The primary aim of this Communication is to seek political agreement at EU level on the broad objective of establishing spectrum markets by 2010.
To achieve this, the Commission intends to develop the following key features in an EU approach to spectrum trading:
- the right to trade individual rights to use frequencies in a defined set of spectrum bands for electronic communication services
- the definition of a process for including bands in tradability
- the development of an initial selection of bands
- defining technology neutrality, establishing the least restrictive limitations possible
- definition of the specific conditions of service provision that may in future be associated with the usage of bands
- approximation of spectrum rights; a common format to be followed by common definitions of various material aspects of the rights that define the freedom of users to utilise and trade their rights
- access to information necessary for spectrum markets, including information on allocation and assigned spectrum rights (national registries), provided in a harmonised manner via an EU-wide one-stop portal
In particular, measures related to tradability, technological neutrality and service neutrality will be included in the review of the regulatory framework starting mid-2006. The legislative process has to be accompanied by impact assessments and an active dialogue with Member States, as well as a coordination process that can also cover the issues not included in the framework review.
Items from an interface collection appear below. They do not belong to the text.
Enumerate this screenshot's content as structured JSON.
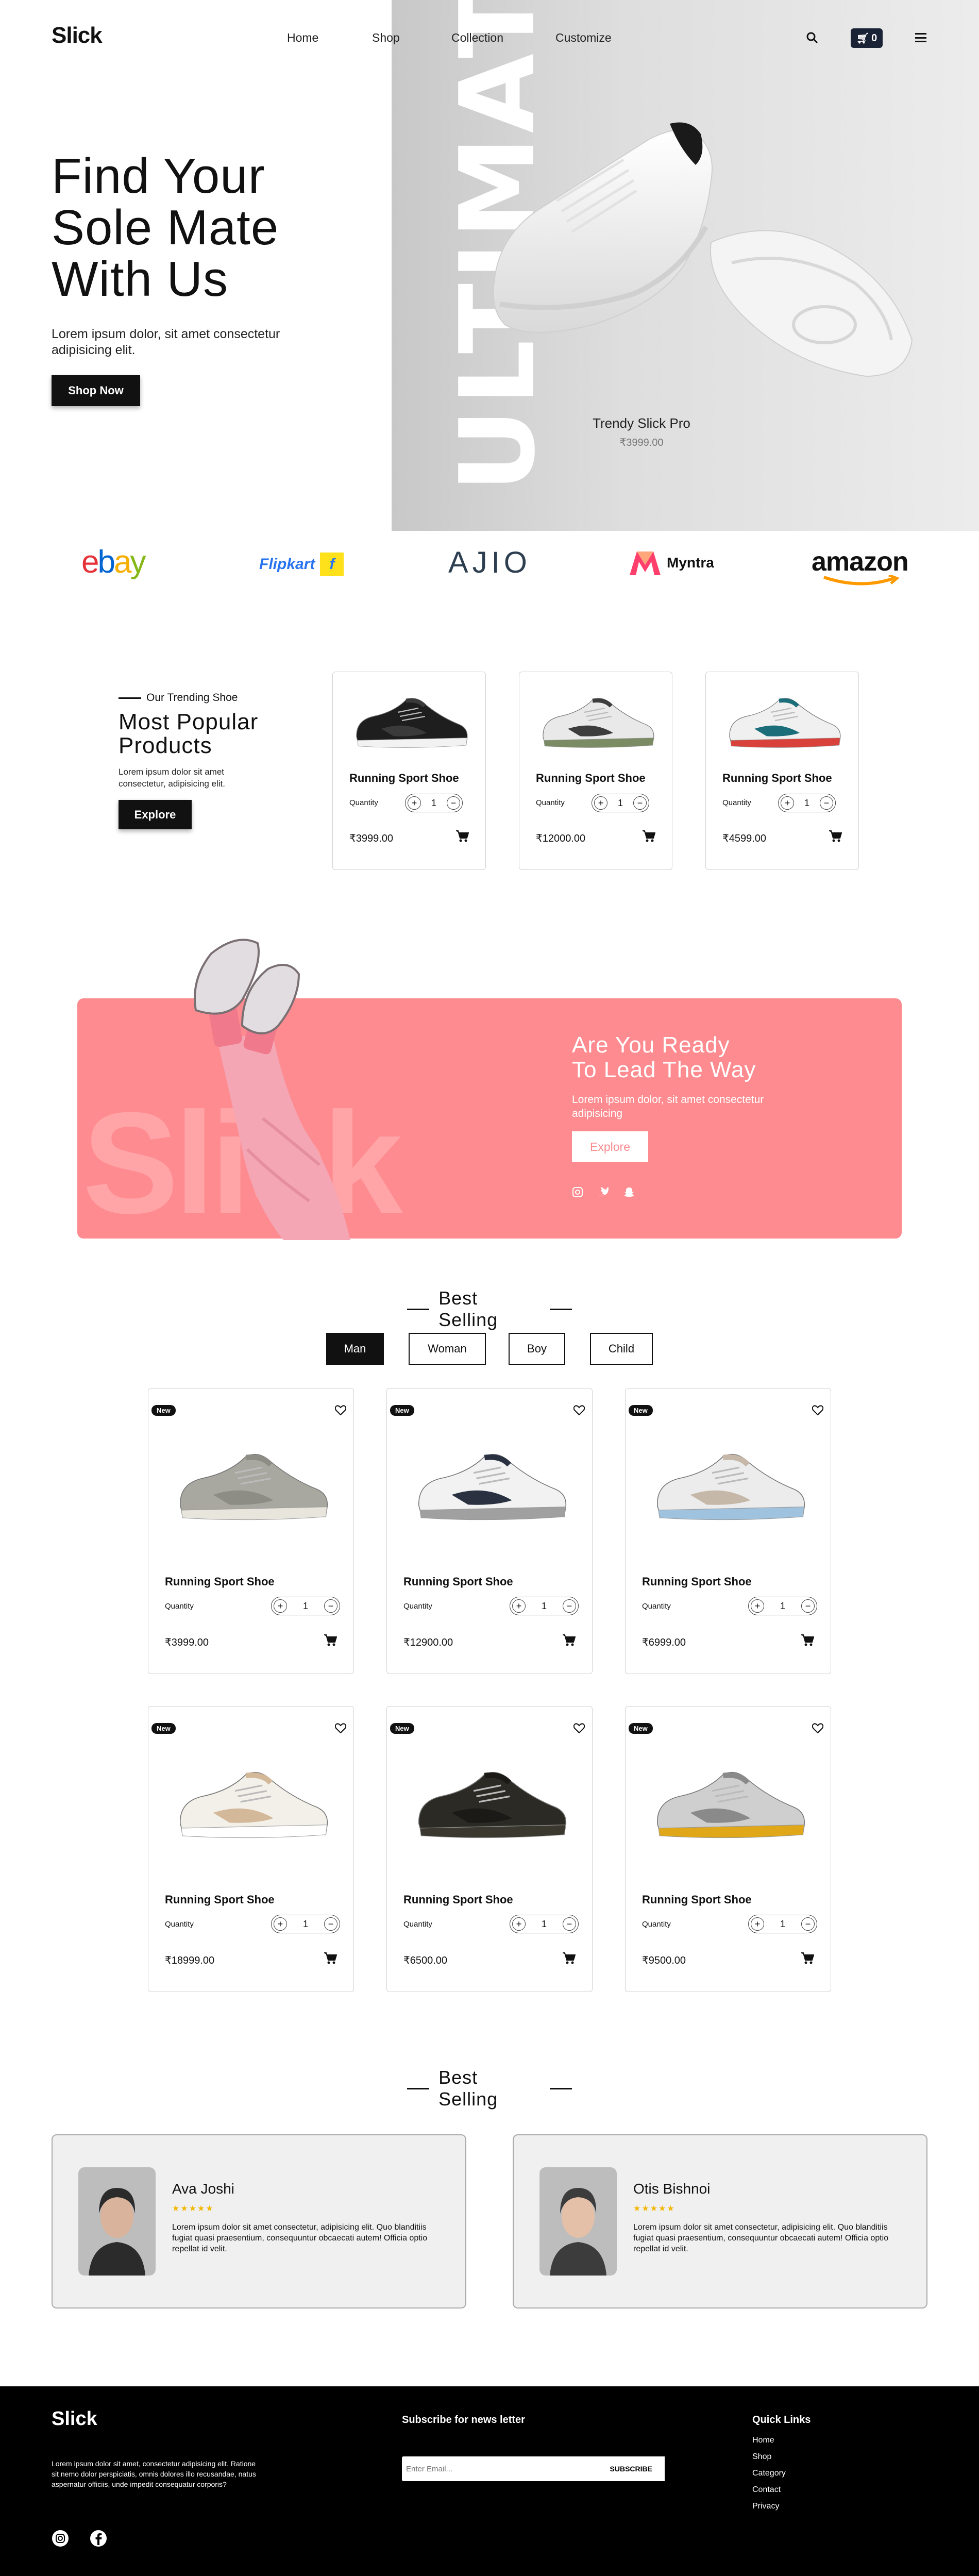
{
  "header": {
    "logo": "Slick",
    "nav": [
      "Home",
      "Shop",
      "Collection",
      "Customize"
    ],
    "cart_count": "0"
  },
  "hero": {
    "title_lines": [
      "Find Your",
      "Sole Mate",
      "With Us"
    ],
    "subtitle": "Lorem ipsum dolor, sit amet consectetur adipisicing elit.",
    "cta": "Shop Now",
    "vertical_word": "ULTIMATE",
    "product_name": "Trendy Slick Pro",
    "product_price": "₹3999.00"
  },
  "brands": [
    "ebay",
    "Flipkart",
    "AJIO",
    "Myntra",
    "amazon"
  ],
  "trending": {
    "eyebrow": "Our Trending Shoe",
    "title": "Most Popular Products",
    "text": "Lorem ipsum dolor sit amet consectetur, adipisicing elit.",
    "cta": "Explore",
    "quantity_label": "Quantity",
    "products": [
      {
        "name": "Running Sport Shoe",
        "qty": "1",
        "price": "₹3999.00"
      },
      {
        "name": "Running Sport Shoe",
        "qty": "1",
        "price": "₹12000.00"
      },
      {
        "name": "Running Sport Shoe",
        "qty": "1",
        "price": "₹4599.00"
      }
    ]
  },
  "promo": {
    "title_lines": [
      "Are You Ready",
      "To Lead The Way"
    ],
    "text": "Lorem ipsum dolor, sit amet consectetur adipisicing",
    "cta": "Explore",
    "watermark": "Slick",
    "bg_color": "#fd8b8f"
  },
  "best_selling": {
    "title": "Best Selling",
    "tabs": [
      "Man",
      "Woman",
      "Boy",
      "Child"
    ],
    "active_tab": "Man",
    "badge": "New",
    "quantity_label": "Quantity",
    "products": [
      {
        "name": "Running Sport Shoe",
        "qty": "1",
        "price": "₹3999.00"
      },
      {
        "name": "Running Sport Shoe",
        "qty": "1",
        "price": "₹12900.00"
      },
      {
        "name": "Running Sport Shoe",
        "qty": "1",
        "price": "₹6999.00"
      },
      {
        "name": "Running Sport Shoe",
        "qty": "1",
        "price": "₹18999.00"
      },
      {
        "name": "Running Sport Shoe",
        "qty": "1",
        "price": "₹6500.00"
      },
      {
        "name": "Running Sport Shoe",
        "qty": "1",
        "price": "₹9500.00"
      }
    ]
  },
  "testimonials": {
    "title": "Best Selling",
    "items": [
      {
        "name": "Ava Joshi",
        "stars": "★★★★★",
        "text": "Lorem ipsum dolor sit amet consectetur, adipisicing elit. Quo blanditiis fugiat quasi praesentium, consequuntur obcaecati autem! Officia optio repellat id velit."
      },
      {
        "name": "Otis Bishnoi",
        "stars": "★★★★★",
        "text": "Lorem ipsum dolor sit amet consectetur, adipisicing elit. Quo blanditiis fugiat quasi praesentium, consequuntur obcaecati autem! Officia optio repellat id velit."
      }
    ]
  },
  "footer": {
    "logo": "Slick",
    "about": "Lorem ipsum dolor sit amet, consectetur adipisicing elit. Ratione sit nemo dolor perspiciatis, omnis dolores illo recusandae, natus aspernatur officiis, unde impedit consequatur corporis?",
    "newsletter_title": "Subscribe for news letter",
    "email_placeholder": "Enter Email...",
    "subscribe": "SUBSCRIBE",
    "quick_links_title": "Quick Links",
    "links": [
      "Home",
      "Shop",
      "Category",
      "Contact",
      "Privacy"
    ]
  }
}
This would allow the practical implementation of trading to be developed while avoiding costly delays and fragmentation in the short term. Where necessary, the Commission may also issue recommendations. Coordination groups should be established as soon as possible to work on the key aspects identified. The coordination and legislative processes should inform and reinforce each other.
The process outlined above would be systematically accompanied by public consultations on specific proposals. The Commission intends to report on the progress achieved in its annual spectrum policy report.
Reforming spectrum management in the EU to introduce a market-based approach to spectrum distribution constitutes a major challenge. But it is worth accepting since an effective introduction of spectrum markets would be:
- beneficial in terms of the gains to Europe in competitiveness, in innovation potential and in strengthening the internal market as well as in increasing the variety of services offered to the consumer, along with the positive effects on the creation of jobs and external trade;
- timely and necessary because spectrum management as practiced so far has reached its limits due to technological progress, increasing demand on spectrum resources and the speed of changing business cases and markets;
- feasible in the proposed time frame.
The Commission invites the European Parliament and the Council of Ministers to endorse the approach outlined in this Communication.
 The Communication COM(2005) 411: “A forward-looking Radio Spectrum Policy for the European Union: 2nd annual report” presents the Commissions overall approach to this subject.
 Study “Conditions and options in introducing secondary trading of radio spectrum in the European Community”,
 “Rethinking the European ICT agenda: Ten ICT breakthroughs for reaching Lisbon goals”
 Council Resolution of 10.12.2004, see 15472/04 (presse 345)
 “The economic costs of spectrum misallocation”, Jerry Ellig, May 2005, http://cadep.ufm.edu.gt/telecom/ingles/interior.asp?menu=lecturas
 Radio Spectrum Decision 676/2002/EC
 Framework Directive 2002/21/EC, Authorisation Directive 2002/20/EC
 Regulation of radio spectrum is also an important means contributing to the internal market in equipment in conjunction with the RTTE Directive, 1999/5/EC
 Within the EU, these are DK, IT, NL, HU, AT, PT, SK, SI, SE and UK.
 The Commission is aware that some Member States also plan to make other bands subject to a market based approach.
 See Communication on Accelerating the Transition from Analogue to Digital Terrestrial Broadcasting, COM(2005) 204 and related staff working paper SEC(2005) 661, p.10